→ **AVAILABLE RECORDS**:
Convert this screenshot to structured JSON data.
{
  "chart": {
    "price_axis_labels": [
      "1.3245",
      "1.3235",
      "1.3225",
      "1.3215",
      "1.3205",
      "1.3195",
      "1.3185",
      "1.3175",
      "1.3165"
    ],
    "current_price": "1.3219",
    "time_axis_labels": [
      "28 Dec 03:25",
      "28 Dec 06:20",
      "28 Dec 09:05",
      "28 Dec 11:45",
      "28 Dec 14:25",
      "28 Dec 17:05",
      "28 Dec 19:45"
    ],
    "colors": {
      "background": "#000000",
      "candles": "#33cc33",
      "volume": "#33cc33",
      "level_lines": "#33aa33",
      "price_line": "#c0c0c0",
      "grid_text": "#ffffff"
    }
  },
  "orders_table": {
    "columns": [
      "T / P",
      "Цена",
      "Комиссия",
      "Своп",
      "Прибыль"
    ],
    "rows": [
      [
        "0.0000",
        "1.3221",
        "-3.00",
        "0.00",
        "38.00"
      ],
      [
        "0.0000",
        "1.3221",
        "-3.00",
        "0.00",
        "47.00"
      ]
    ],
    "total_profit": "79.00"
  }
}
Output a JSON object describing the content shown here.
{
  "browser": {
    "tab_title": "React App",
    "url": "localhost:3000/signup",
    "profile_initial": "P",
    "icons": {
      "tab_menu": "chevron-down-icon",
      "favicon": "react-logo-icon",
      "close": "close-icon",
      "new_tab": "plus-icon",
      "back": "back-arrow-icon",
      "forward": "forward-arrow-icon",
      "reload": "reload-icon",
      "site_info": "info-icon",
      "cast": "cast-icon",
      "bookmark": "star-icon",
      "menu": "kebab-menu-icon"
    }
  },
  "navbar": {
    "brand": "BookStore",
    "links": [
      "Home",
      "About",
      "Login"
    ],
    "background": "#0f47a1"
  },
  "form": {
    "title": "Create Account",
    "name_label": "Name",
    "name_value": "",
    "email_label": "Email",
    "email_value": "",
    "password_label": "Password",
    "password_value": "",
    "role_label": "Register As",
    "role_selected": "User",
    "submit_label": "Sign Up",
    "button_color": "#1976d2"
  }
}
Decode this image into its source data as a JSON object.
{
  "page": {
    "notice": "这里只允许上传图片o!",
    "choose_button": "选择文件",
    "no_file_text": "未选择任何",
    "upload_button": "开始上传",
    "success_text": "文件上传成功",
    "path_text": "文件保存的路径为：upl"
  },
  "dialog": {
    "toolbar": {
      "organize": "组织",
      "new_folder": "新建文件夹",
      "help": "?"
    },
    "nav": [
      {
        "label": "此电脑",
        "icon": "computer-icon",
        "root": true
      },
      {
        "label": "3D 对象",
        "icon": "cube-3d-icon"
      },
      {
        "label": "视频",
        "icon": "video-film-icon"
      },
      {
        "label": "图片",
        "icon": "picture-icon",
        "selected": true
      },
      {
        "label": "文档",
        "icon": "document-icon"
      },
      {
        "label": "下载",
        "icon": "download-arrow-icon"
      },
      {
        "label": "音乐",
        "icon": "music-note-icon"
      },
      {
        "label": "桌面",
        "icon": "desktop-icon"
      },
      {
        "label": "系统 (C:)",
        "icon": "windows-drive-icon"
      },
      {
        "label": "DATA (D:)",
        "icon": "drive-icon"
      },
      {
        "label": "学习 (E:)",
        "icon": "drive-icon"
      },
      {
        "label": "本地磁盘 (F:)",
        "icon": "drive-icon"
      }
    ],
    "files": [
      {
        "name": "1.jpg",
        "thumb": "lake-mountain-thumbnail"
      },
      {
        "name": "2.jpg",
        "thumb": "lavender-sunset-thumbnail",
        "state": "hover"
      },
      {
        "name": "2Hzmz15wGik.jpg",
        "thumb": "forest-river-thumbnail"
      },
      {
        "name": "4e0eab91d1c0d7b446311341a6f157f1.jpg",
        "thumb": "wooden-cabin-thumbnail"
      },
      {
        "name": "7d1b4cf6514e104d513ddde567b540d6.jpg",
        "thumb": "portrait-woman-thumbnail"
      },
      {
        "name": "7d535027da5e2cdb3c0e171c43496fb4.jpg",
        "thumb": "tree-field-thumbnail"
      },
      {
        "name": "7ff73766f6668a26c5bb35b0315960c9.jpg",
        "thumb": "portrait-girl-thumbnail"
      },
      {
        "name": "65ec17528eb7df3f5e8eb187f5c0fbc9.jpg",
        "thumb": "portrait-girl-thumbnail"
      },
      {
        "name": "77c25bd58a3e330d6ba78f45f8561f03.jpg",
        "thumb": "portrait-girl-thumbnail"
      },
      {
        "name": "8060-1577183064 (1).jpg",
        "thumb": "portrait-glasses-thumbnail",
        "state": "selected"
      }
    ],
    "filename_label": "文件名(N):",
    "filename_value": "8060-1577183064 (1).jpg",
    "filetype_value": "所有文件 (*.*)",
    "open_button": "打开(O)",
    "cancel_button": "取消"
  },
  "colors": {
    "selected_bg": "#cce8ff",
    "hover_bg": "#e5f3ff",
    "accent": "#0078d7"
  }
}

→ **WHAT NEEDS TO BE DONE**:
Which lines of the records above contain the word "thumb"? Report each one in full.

→ **ANSWER SPACE**:
        "thumb": "lake-mountain-thumbnail"
        "thumb": "lavender-sunset-thumbnail",
        "thumb": "forest-river-thumbnail"
        "thumb": "wooden-cabin-thumbnail"
        "thumb": "portrait-woman-thumbnail"
        "thumb": "tree-field-thumbnail"
        "thumb": "portrait-girl-thumbnail"
        "thumb": "portrait-girl-thumbnail"
        "thumb": "portrait-girl-thumbnail"
        "thumb": "portrait-glasses-thumbnail",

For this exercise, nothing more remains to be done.